Honda says it’s looking into eVTOL aircraft that could be used as part of an urban taxi service. But unlike most startups that are building lightweight, multi-prop vehicles that run on lithium-ion batteries, Honda says it will pursue a hybrid solution “as a means to realize the range desired by our customers,” Frommer said.
Honda says that pure battery-electric aircraft will only be able to achieve a maximum range of “several 10s of kilometers,” he said. By using gas turbines to supplement an electric motor, Honda says it will be able to achieve a range of up to 250 miles, enabling more commercially viable trips, like between Boston and New York City.
Honda says it will make a decision on whether to pursue a commercial air taxi service “before 2025,” with the aim of obtaining regulatory certification and launching a new service by 2030.
The aim of its robotics division is to develop “multi-fingered hands” that can pick up and grip certain objects. Honda is researching how to do this through remote operation, in which a human wearing a VR visor and a connected glove can operate the robotic hand.
Honda is a pioneer in the field of robotics, having developed Asimo, one of the first robots to walk on two legs. The automaker ceased production of Asimo in 2018 in order to focus on using the technology for more practical use cases in nursing and road transport.
Honda envisions white collar using its “Avatar” robots with digital screens in place of a face to remotely attend meetings and even interact with physical objects. This will allow people to live where they choose without constraints of workplace obligations, the company said.
Lastly, Honda is hoping to put its work propulsion, guidance, and control technologies to work on a “reusable rocket” program, Frommer said. The automaker started developing rocket technology in 2019, he added. “If we can use such rockets to launch small low orbit satellites, we can expect to evolve our core technologies into various services, including connected services,” he said.

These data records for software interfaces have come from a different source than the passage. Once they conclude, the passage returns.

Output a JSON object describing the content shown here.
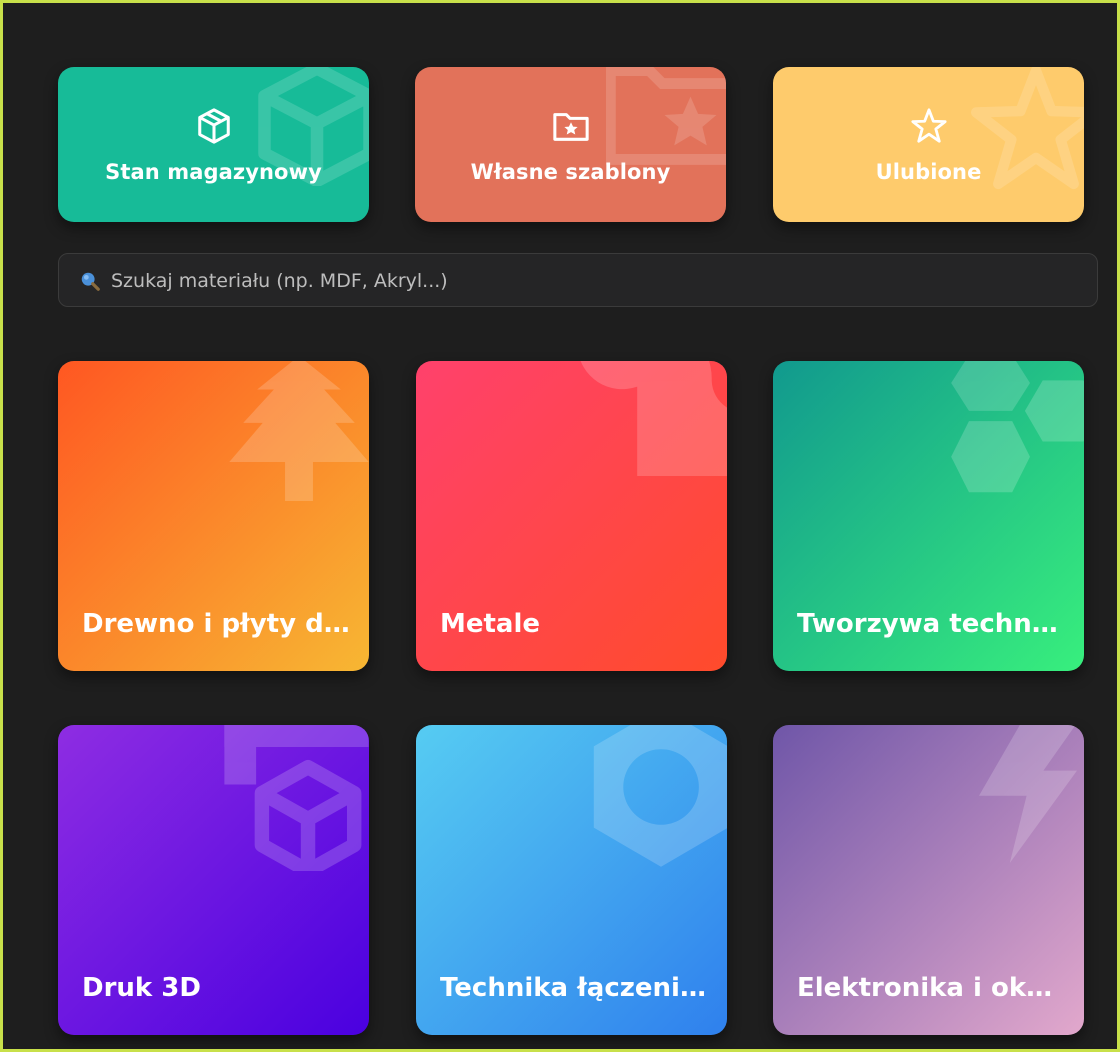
{
  "quick_actions": [
    {
      "label": "Stan magazynowy",
      "icon": "box-icon",
      "color": "#1abc9c"
    },
    {
      "label": "Własne szablony",
      "icon": "folder-star-icon",
      "color": "#e07057"
    },
    {
      "label": "Ulubione",
      "icon": "star-icon",
      "color": "#fcc96a"
    }
  ],
  "search": {
    "placeholder": "Szukaj materiału (np. MDF, Akryl...)",
    "icon": "magnifier-icon"
  },
  "categories": [
    {
      "label": "Drewno i płyty drewnopochodne",
      "icon": "tree-icon",
      "colors": [
        "#ff5722",
        "#f7b733"
      ]
    },
    {
      "label": "Metale",
      "icon": "wrench-icon",
      "colors": [
        "#ff416c",
        "#ff4b2b"
      ]
    },
    {
      "label": "Tworzywa techniczne",
      "icon": "hexagons-icon",
      "colors": [
        "#11998e",
        "#38ef7d"
      ]
    },
    {
      "label": "Druk 3D",
      "icon": "cube-icon",
      "colors": [
        "#8e2de2",
        "#4a00e0"
      ]
    },
    {
      "label": "Technika łączenia elementów",
      "icon": "nut-icon",
      "colors": [
        "#56ccf2",
        "#2f80ed"
      ]
    },
    {
      "label": "Elektronika i okablowanie",
      "icon": "lightning-icon",
      "colors": [
        "#6f56a8",
        "#e2a8cc"
      ]
    }
  ]
}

How successful any of these research projects will be remains to be seen. The auto industry is going through a huge shift right now, with most of the major companies vowing to phase out gas-powered vehicles in favor of electric ones. Honda is no different, vowing to stop selling internal combustion engine vehicles by 2040. This will be an incredibly costly project, and risky too, as consumers in the US have been slow to adopt electrification.